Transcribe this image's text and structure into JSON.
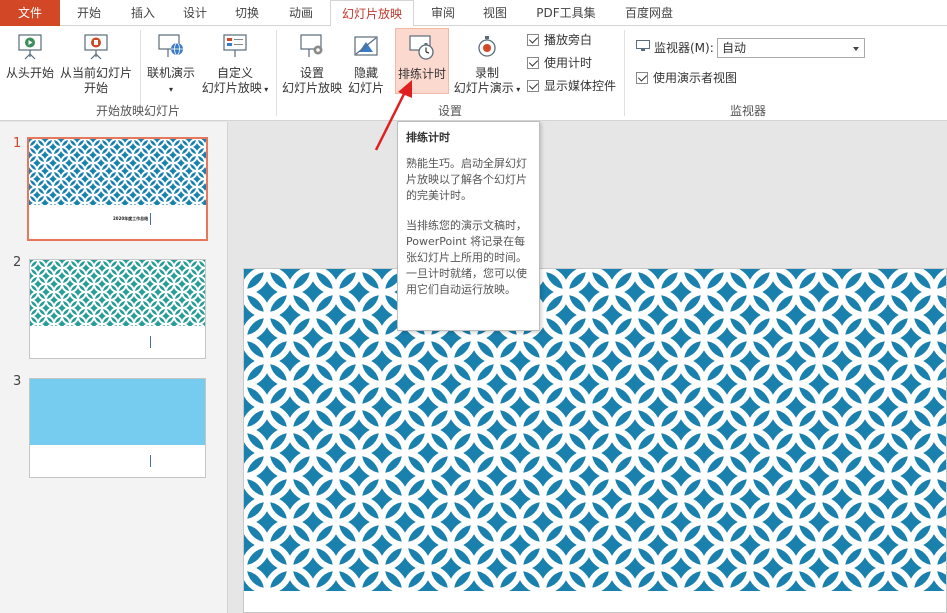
{
  "tabs": [
    {
      "label": "文件"
    },
    {
      "label": "开始"
    },
    {
      "label": "插入"
    },
    {
      "label": "设计"
    },
    {
      "label": "切换"
    },
    {
      "label": "动画"
    },
    {
      "label": "幻灯片放映"
    },
    {
      "label": "审阅"
    },
    {
      "label": "视图"
    },
    {
      "label": "PDF工具集"
    },
    {
      "label": "百度网盘"
    }
  ],
  "ribbon": {
    "start_group": {
      "from_beginning": "从头开始",
      "from_current_1": "从当前幻灯片",
      "from_current_2": "开始",
      "online_present": "联机演示",
      "custom_1": "自定义",
      "custom_2": "幻灯片放映",
      "label": "开始放映幻灯片"
    },
    "setup_group": {
      "setup_1": "设置",
      "setup_2": "幻灯片放映",
      "hide_1": "隐藏",
      "hide_2": "幻灯片",
      "rehearse": "排练计时",
      "record_1": "录制",
      "record_2": "幻灯片演示",
      "chk_narration": "播放旁白",
      "chk_timing": "使用计时",
      "chk_media": "显示媒体控件",
      "label": "设置"
    },
    "monitor_group": {
      "monitor_label": "监视器(M):",
      "monitor_value": "自动",
      "presenter_view": "使用演示者视图",
      "label": "监视器"
    }
  },
  "tooltip": {
    "title": "排练计时",
    "para1": "熟能生巧。启动全屏幻灯片放映以了解各个幻灯片的完美计时。",
    "para2": "当排练您的演示文稿时，PowerPoint 将记录在每张幻灯片上所用的时间。一旦计时就绪，您可以使用它们自动运行放映。"
  },
  "slides": [
    {
      "number": "1",
      "caption": "2020年度工作总结"
    },
    {
      "number": "2"
    },
    {
      "number": "3"
    }
  ],
  "colors": {
    "accent": "#d24726",
    "pattern_blue": "#1a80ad",
    "pattern_teal": "#2a9c97",
    "slide3_blue": "#75ccef"
  }
}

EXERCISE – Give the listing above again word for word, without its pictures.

FINAL ANSWER –
Transcribe this image's text and structure into JSON.
{
  "tabs": [
    {
      "label": "文件"
    },
    {
      "label": "开始"
    },
    {
      "label": "插入"
    },
    {
      "label": "设计"
    },
    {
      "label": "切换"
    },
    {
      "label": "动画"
    },
    {
      "label": "幻灯片放映"
    },
    {
      "label": "审阅"
    },
    {
      "label": "视图"
    },
    {
      "label": "PDF工具集"
    },
    {
      "label": "百度网盘"
    }
  ],
  "ribbon": {
    "start_group": {
      "from_beginning": "从头开始",
      "from_current_1": "从当前幻灯片",
      "from_current_2": "开始",
      "online_present": "联机演示",
      "custom_1": "自定义",
      "custom_2": "幻灯片放映",
      "label": "开始放映幻灯片"
    },
    "setup_group": {
      "setup_1": "设置",
      "setup_2": "幻灯片放映",
      "hide_1": "隐藏",
      "hide_2": "幻灯片",
      "rehearse": "排练计时",
      "record_1": "录制",
      "record_2": "幻灯片演示",
      "chk_narration": "播放旁白",
      "chk_timing": "使用计时",
      "chk_media": "显示媒体控件",
      "label": "设置"
    },
    "monitor_group": {
      "monitor_label": "监视器(M):",
      "monitor_value": "自动",
      "presenter_view": "使用演示者视图",
      "label": "监视器"
    }
  },
  "tooltip": {
    "title": "排练计时",
    "para1": "熟能生巧。启动全屏幻灯片放映以了解各个幻灯片的完美计时。",
    "para2": "当排练您的演示文稿时，PowerPoint 将记录在每张幻灯片上所用的时间。一旦计时就绪，您可以使用它们自动运行放映。"
  },
  "slides": [
    {
      "number": "1",
      "caption": "2020年度工作总结"
    },
    {
      "number": "2"
    },
    {
      "number": "3"
    }
  ],
  "colors": {
    "accent": "#d24726",
    "pattern_blue": "#1a80ad",
    "pattern_teal": "#2a9c97",
    "slide3_blue": "#75ccef"
  }
}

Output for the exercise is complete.